Friday, April 04, 2008


Haven't been making entries as of late. I just started teaching again this week. Dude, I am exhausted! I am so happy to get out of the office early so I can do something that actually has MEANING.
I was a little frazzled yesterday though. I teach two sections of American Literature to juniors. Big kids. THEY FUCKING SPAZ over the stupidest things. I'm trying to get them to do a fishbowl discussion activity that my freshmen at the catholic school did with NO problem. We had a demo yesterday, and god help me if they continue to go like that one did. Ay ay ay. Come on, people, FRESHMEN did this activity very well.
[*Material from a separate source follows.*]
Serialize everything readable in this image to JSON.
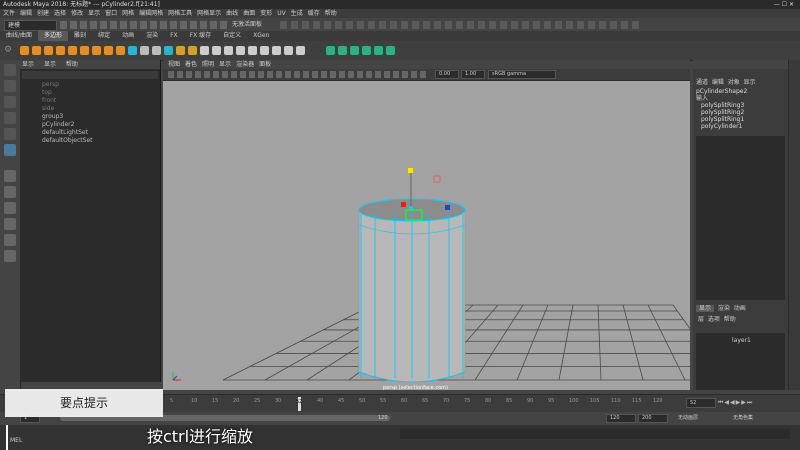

I THINK juniors should be able to do it.
My 9th period did a better demo than the 8th which kind of shocked me, since 9th is when I have more "jokers". The 8th period, unfortunately, has one female student in particular who just speaks all the damn time and monopolizes conversation. I can tell she drives one male student across the room absolutely nuts by this. *shakes head* I had to remind her she was supposed to let the inner group, the fishes, talk yesterday. This student simultaneously acts like she knows everything, while still having to ask a million questions about the process. It's like if you'd let me finish EXPLAINING and perhaps watch the demo, maybe your questions could be answered. Oy.
Anyway, we're doing Toni Morrison's Song of Solomon and there is certainly plenty of fodder for discussion in it! Oh my god, the book is chock full of imagery and seemingly "insignificant" details which come back later to bite you in the ass. I have to confess, I started out HATING the novel, but now I absolutely love it. As I reread each chapter in preparation for the day's activity, I'm just amazed by details that pop out.
For instance, while the book is about a fictional family, Morrison also sticks in a lot of historical detail: 30s Harlem Renaissance, Great Depression, WWII (Tuskegee airmen), etc. One incident that is mentioned in Chapter 3 (and really serves as a huge impetus for one character) is the Emmett Till murder. Hot DAMN. I had to go look up pictures of Emmett Till; bringing those to class. That was a huge HUGE catalyst for the civil rights movement. Those pictures made people wake up.
I'm thinking I might really need to be either a history teacher now, or focus on African American experiences/literature because it is suddenly 10 kinds of fascinating for me. Especially in the whitest-of-the-white school I'm at right now. These kids seriously have NO IDEA how much this stuff still resonates in society. The other day I was trying to explain how even within the black community, the shade of your skin is still a topic of discussion and intense questioning. They were all like "wuuuuuuh?" HELLO? Presidential election? Barack Obama? People saying he's "not black enough" or "too black"? WHICH IS IT?
And then is the anniversary of MLK Jr's assassination. Wow. I started reading some of the anniversary coverage of it. I had kind of forgotten about how Jesse Jackson Jr was there when it happened.

I got to thinking about Till, MLK Jr..and how we're now living in a time where we actually have a viable candidate of color. One who may actually, I hope, win it. Could you imagine? The 60s weren't a long time ago. It only seems like it, but when you think of all the pain and the trouble people have suffered through to get to today? (Are still suffering?) Baby steps in history. Seriously, I would absolutely cry during the inauguration ceremony. I would so go if Barack wins it. I don't care how nasty cold and crowded it would be, that would just be something I'd have to go experience.